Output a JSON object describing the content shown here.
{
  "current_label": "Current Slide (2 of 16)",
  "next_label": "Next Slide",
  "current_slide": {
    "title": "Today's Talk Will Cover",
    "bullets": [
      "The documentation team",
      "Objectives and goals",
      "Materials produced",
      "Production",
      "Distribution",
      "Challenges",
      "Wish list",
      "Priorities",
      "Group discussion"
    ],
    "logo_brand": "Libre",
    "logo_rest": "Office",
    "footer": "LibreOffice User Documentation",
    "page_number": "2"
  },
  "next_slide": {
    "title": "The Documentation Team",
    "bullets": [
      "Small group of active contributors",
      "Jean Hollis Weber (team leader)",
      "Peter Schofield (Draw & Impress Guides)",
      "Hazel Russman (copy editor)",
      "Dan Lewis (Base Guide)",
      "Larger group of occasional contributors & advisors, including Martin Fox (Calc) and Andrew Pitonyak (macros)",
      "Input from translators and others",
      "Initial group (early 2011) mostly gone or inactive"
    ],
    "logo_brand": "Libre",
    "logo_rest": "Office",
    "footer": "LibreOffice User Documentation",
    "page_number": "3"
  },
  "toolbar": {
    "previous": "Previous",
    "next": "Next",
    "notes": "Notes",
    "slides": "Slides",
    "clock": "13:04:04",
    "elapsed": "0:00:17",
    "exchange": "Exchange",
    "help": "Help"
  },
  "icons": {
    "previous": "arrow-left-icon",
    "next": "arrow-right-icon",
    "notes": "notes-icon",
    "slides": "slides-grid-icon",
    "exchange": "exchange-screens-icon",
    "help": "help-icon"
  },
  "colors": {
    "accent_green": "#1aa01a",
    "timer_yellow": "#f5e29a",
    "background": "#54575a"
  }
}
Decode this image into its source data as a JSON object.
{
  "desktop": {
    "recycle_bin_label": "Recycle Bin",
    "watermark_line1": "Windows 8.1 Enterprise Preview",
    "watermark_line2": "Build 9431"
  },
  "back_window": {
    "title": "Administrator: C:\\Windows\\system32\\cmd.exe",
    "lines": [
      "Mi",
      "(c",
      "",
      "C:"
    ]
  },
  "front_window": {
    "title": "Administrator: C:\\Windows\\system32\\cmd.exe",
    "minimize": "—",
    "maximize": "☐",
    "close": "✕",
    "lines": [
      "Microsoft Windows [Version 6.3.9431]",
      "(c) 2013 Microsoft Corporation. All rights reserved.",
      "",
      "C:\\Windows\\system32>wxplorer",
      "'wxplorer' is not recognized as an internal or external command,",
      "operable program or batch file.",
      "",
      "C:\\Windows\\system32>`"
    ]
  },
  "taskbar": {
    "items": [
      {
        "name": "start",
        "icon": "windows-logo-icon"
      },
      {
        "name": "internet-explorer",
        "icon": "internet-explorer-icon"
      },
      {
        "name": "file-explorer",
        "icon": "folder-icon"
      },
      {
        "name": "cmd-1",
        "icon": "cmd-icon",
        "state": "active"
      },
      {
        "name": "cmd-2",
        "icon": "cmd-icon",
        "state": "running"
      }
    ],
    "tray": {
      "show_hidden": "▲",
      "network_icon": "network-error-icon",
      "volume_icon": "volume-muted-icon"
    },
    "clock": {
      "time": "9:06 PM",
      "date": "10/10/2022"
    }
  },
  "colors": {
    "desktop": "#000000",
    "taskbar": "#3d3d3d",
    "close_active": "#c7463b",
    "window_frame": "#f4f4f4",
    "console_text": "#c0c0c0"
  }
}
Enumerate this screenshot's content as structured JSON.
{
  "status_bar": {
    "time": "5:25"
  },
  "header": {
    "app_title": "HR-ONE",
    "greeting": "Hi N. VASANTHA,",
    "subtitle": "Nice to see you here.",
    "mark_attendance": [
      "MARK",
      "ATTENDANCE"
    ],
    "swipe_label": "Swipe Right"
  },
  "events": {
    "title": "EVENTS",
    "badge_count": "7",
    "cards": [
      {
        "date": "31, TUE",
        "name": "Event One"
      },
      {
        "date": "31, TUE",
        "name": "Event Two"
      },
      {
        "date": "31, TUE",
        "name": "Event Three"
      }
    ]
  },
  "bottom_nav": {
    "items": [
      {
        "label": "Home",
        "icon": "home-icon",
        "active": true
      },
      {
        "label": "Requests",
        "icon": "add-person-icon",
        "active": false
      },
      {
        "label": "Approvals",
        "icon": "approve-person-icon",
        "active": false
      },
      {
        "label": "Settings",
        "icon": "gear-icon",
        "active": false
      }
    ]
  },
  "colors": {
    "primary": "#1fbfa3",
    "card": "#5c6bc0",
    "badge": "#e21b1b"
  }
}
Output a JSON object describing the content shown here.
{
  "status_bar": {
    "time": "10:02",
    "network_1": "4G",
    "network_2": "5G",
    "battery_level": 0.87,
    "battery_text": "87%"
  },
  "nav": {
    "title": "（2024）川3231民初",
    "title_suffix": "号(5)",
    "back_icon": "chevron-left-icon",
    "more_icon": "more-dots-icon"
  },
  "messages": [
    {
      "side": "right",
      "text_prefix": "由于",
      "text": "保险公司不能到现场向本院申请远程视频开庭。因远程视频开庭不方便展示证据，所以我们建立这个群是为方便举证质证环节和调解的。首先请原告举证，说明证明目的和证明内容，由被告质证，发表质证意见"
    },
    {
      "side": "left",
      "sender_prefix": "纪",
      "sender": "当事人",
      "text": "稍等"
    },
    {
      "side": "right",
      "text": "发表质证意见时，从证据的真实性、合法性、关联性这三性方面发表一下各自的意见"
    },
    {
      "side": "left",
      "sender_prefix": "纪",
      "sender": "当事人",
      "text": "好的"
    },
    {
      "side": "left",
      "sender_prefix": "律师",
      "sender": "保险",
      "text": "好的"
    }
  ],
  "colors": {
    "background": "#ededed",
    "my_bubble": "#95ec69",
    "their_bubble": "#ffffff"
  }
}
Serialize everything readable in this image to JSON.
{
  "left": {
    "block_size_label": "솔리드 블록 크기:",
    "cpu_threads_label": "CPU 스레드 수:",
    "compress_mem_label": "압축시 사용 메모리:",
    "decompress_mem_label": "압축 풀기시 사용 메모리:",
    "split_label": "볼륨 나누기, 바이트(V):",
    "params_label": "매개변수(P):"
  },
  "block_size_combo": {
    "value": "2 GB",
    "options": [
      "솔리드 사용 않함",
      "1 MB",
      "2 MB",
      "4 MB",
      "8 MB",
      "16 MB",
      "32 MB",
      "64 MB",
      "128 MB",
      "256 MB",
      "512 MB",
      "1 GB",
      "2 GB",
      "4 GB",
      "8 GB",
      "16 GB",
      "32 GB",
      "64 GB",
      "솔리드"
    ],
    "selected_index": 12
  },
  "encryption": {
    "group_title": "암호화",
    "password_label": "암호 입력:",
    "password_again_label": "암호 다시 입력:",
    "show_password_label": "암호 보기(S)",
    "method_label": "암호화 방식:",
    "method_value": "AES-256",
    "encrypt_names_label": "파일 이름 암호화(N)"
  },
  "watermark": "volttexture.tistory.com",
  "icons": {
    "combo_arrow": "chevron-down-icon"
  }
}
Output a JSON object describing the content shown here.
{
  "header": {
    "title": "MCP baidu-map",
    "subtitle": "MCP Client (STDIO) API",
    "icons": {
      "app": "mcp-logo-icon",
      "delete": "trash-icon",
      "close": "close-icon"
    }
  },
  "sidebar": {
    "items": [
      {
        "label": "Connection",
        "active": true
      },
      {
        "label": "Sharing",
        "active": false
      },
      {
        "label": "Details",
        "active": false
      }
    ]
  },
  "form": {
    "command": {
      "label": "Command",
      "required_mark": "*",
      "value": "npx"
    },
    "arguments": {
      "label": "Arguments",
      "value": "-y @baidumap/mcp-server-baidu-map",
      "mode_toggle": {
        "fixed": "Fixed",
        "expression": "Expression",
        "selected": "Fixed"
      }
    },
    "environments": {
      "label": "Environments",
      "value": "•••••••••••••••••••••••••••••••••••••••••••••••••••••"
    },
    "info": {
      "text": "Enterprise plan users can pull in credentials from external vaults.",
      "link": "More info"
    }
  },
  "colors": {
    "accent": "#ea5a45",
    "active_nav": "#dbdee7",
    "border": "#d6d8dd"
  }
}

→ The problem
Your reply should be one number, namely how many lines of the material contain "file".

→ Your response
2